### EXERCISE AIM
Across the entries below, count the lines in which the word "active" occurs. Reply with the count alone.

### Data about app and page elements
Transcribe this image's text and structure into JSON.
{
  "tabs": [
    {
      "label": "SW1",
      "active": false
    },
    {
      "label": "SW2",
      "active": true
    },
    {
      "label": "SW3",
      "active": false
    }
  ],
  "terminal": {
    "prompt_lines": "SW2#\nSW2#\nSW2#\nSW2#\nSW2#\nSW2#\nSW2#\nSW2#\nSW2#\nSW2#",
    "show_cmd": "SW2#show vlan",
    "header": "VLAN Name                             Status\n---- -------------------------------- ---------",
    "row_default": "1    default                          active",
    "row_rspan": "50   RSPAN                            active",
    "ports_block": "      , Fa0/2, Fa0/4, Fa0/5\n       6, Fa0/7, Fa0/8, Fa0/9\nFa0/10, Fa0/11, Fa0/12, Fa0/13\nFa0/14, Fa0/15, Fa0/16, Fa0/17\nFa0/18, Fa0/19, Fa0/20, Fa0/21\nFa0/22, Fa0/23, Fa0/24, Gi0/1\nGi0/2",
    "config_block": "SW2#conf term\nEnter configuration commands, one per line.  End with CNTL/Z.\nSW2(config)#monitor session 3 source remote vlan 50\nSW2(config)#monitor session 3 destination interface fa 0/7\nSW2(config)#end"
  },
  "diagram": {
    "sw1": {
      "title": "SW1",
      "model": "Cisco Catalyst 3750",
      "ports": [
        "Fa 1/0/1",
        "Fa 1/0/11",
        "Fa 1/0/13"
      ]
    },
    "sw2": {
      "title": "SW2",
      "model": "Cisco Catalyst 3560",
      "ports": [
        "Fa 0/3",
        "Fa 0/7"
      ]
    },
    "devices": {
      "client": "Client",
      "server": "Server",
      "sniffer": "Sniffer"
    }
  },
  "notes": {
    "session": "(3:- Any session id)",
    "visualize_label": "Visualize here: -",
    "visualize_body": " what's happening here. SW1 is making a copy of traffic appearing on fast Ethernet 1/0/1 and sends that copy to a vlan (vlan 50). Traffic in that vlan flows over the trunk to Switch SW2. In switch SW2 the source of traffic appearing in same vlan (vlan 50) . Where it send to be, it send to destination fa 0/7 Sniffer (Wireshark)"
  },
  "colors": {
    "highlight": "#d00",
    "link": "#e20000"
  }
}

### ANSWER TO THIS TASK
5